### What you are asked to do
Go through the lines below and copy each one that holds the string "Cancelar".

### Raw data
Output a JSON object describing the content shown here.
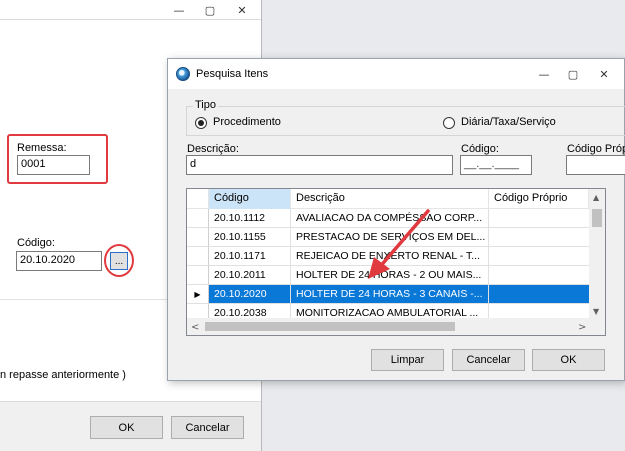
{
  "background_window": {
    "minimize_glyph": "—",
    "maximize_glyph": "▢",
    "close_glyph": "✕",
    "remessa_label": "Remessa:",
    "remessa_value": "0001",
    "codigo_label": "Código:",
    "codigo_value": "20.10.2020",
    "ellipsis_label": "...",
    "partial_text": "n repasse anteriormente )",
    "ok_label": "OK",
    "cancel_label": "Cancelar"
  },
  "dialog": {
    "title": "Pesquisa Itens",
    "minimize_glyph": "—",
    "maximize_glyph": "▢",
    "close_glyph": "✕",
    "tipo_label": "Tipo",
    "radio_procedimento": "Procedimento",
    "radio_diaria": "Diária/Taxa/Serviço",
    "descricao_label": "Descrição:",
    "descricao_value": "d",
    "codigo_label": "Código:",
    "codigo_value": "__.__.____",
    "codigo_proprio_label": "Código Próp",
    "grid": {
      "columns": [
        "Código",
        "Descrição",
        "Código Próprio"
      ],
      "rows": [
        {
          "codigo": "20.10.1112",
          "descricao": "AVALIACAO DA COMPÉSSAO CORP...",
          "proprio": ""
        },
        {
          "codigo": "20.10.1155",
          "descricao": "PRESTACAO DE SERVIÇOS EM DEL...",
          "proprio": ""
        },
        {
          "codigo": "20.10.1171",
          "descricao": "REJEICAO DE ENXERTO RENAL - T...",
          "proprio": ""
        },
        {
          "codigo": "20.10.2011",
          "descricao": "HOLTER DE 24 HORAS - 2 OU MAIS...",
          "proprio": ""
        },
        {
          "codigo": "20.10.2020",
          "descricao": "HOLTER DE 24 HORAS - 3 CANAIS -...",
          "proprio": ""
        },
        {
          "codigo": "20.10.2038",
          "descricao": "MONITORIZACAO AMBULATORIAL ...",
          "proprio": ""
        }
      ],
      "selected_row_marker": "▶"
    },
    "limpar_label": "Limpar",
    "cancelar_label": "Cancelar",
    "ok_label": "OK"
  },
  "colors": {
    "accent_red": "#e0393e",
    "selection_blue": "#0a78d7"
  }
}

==

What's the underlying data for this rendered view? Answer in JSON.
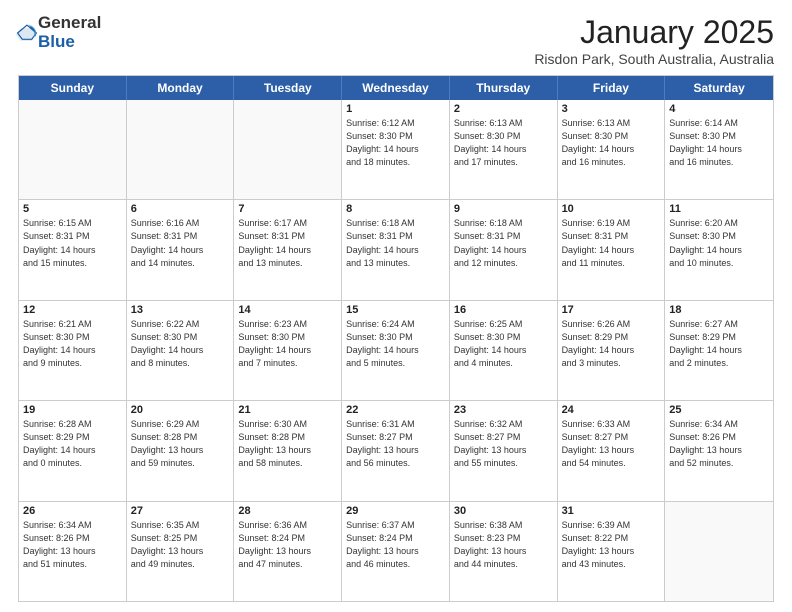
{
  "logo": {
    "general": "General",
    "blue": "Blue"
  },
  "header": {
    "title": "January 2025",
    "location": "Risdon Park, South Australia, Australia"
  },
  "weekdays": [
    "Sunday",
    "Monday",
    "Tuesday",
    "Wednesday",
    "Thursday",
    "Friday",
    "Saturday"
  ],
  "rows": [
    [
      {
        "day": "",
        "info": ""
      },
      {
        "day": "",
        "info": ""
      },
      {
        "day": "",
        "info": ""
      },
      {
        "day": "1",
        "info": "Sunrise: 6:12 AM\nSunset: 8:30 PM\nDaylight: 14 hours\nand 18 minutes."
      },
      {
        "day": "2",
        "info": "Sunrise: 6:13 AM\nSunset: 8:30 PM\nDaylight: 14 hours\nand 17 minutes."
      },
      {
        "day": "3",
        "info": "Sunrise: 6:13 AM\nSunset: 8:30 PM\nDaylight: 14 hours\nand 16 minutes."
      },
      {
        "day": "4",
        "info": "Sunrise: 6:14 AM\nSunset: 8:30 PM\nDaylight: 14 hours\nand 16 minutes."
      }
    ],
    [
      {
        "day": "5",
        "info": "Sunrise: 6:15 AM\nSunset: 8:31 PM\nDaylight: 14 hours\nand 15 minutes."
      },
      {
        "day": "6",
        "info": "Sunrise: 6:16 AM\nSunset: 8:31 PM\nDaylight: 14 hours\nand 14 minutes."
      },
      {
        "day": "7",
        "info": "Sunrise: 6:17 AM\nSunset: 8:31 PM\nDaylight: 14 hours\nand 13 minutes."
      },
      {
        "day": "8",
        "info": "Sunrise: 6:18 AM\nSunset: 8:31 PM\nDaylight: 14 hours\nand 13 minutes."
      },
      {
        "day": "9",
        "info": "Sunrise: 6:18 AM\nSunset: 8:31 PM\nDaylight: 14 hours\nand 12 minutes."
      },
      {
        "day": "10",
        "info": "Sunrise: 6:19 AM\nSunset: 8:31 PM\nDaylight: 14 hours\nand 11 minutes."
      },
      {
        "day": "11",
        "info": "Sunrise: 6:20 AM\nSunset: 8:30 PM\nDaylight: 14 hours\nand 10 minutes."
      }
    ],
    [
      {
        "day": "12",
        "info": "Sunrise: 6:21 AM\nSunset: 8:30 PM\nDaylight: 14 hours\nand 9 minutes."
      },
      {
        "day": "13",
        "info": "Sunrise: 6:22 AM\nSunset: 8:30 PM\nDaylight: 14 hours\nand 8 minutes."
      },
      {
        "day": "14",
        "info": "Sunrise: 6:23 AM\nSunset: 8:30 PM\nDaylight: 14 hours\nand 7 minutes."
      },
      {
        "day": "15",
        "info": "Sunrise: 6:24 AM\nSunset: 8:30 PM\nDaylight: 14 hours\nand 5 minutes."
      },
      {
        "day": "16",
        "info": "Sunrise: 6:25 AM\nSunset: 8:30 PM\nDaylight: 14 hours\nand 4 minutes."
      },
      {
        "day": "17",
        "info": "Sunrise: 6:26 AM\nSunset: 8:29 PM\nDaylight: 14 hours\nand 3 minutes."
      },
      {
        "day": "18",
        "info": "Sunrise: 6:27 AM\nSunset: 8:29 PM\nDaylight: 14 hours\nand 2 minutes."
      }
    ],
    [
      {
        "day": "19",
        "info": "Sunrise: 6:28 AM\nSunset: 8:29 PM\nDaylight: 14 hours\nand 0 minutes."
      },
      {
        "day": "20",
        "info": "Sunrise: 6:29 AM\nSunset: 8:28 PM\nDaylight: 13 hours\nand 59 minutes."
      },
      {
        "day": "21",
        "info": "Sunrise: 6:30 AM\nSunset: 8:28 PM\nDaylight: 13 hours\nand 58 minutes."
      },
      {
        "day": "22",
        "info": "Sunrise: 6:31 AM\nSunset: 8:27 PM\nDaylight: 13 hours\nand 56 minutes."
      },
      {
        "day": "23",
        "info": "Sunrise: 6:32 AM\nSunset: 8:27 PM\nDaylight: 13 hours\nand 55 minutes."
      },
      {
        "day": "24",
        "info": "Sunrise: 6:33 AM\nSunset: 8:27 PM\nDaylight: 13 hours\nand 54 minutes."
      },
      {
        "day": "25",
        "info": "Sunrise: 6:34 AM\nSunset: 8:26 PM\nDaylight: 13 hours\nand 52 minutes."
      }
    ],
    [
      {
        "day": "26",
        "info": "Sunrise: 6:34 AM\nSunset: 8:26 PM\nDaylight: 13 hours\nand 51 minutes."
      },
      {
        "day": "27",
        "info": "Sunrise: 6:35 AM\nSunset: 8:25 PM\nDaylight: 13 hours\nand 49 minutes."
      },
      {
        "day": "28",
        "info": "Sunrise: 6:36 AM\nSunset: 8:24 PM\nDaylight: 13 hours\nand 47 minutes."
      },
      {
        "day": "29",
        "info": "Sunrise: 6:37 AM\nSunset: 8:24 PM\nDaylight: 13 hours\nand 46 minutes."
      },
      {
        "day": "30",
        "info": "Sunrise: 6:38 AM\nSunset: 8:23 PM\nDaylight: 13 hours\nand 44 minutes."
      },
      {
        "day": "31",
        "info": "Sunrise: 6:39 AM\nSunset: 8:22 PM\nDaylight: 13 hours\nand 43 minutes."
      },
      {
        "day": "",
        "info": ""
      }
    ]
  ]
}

### Answer box
    "cancel_label": "Cancelar"
    "cancelar_label": "Cancelar",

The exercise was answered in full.